[WORK ORDER] Copy out each line of the material exactly. Pictures do not belong in the copy.

[GIVEN DATA]

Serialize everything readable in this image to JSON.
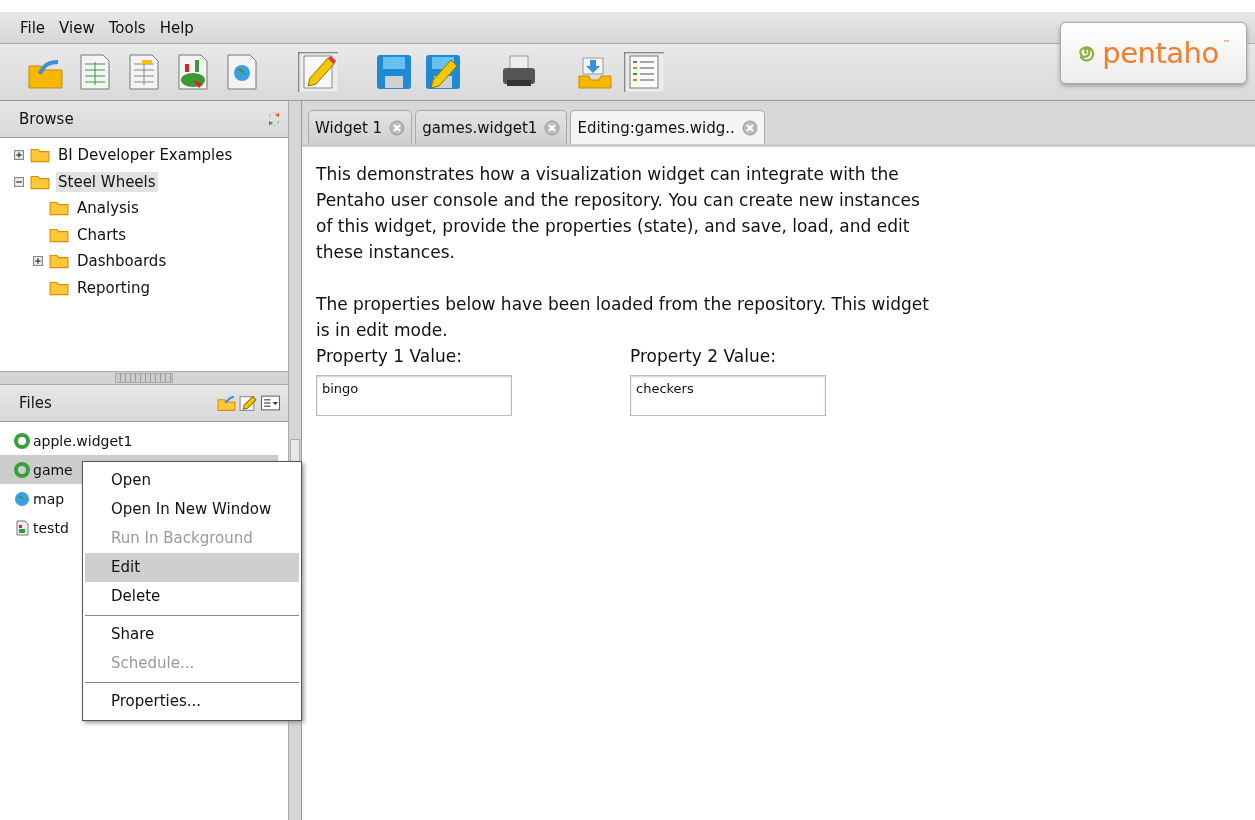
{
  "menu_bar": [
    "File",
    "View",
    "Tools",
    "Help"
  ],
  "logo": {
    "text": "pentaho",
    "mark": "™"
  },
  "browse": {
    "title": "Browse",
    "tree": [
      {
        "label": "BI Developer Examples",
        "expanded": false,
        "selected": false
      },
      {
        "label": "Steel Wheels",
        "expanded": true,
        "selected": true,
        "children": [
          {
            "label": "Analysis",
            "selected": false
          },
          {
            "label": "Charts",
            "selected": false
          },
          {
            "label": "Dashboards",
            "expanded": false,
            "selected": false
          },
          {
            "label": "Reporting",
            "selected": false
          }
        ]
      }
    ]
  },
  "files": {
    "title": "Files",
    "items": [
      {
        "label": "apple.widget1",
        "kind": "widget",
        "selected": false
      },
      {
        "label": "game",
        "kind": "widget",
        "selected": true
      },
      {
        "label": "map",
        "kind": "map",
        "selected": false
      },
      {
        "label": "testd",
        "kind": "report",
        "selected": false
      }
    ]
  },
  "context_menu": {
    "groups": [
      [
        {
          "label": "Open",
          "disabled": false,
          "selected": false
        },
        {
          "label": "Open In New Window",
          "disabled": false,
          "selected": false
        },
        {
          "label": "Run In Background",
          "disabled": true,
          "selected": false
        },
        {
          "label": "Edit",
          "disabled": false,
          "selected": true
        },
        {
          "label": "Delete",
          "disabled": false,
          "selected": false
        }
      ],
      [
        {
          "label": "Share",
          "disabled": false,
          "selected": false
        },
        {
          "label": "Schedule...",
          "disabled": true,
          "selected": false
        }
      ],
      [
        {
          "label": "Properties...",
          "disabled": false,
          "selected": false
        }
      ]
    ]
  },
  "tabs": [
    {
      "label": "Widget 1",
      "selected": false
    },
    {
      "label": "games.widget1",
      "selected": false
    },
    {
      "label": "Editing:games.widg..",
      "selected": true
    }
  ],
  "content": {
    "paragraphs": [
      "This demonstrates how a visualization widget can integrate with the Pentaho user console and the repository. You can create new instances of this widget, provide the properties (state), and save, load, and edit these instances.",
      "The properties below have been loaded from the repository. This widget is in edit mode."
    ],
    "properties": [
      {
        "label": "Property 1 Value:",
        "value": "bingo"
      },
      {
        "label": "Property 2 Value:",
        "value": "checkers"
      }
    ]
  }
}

[WORKED SOLUTION]
Serialize everything readable in this image to JSON.
{
  "menu_bar": [
    "File",
    "View",
    "Tools",
    "Help"
  ],
  "logo": {
    "text": "pentaho",
    "mark": "™"
  },
  "browse": {
    "title": "Browse",
    "tree": [
      {
        "label": "BI Developer Examples",
        "expanded": false,
        "selected": false
      },
      {
        "label": "Steel Wheels",
        "expanded": true,
        "selected": true,
        "children": [
          {
            "label": "Analysis",
            "selected": false
          },
          {
            "label": "Charts",
            "selected": false
          },
          {
            "label": "Dashboards",
            "expanded": false,
            "selected": false
          },
          {
            "label": "Reporting",
            "selected": false
          }
        ]
      }
    ]
  },
  "files": {
    "title": "Files",
    "items": [
      {
        "label": "apple.widget1",
        "kind": "widget",
        "selected": false
      },
      {
        "label": "game",
        "kind": "widget",
        "selected": true
      },
      {
        "label": "map",
        "kind": "map",
        "selected": false
      },
      {
        "label": "testd",
        "kind": "report",
        "selected": false
      }
    ]
  },
  "context_menu": {
    "groups": [
      [
        {
          "label": "Open",
          "disabled": false,
          "selected": false
        },
        {
          "label": "Open In New Window",
          "disabled": false,
          "selected": false
        },
        {
          "label": "Run In Background",
          "disabled": true,
          "selected": false
        },
        {
          "label": "Edit",
          "disabled": false,
          "selected": true
        },
        {
          "label": "Delete",
          "disabled": false,
          "selected": false
        }
      ],
      [
        {
          "label": "Share",
          "disabled": false,
          "selected": false
        },
        {
          "label": "Schedule...",
          "disabled": true,
          "selected": false
        }
      ],
      [
        {
          "label": "Properties...",
          "disabled": false,
          "selected": false
        }
      ]
    ]
  },
  "tabs": [
    {
      "label": "Widget 1",
      "selected": false
    },
    {
      "label": "games.widget1",
      "selected": false
    },
    {
      "label": "Editing:games.widg..",
      "selected": true
    }
  ],
  "content": {
    "paragraphs": [
      "This demonstrates how a visualization widget can integrate with the Pentaho user console and the repository. You can create new instances of this widget, provide the properties (state), and save, load, and edit these instances.",
      "The properties below have been loaded from the repository. This widget is in edit mode."
    ],
    "properties": [
      {
        "label": "Property 1 Value:",
        "value": "bingo"
      },
      {
        "label": "Property 2 Value:",
        "value": "checkers"
      }
    ]
  }
}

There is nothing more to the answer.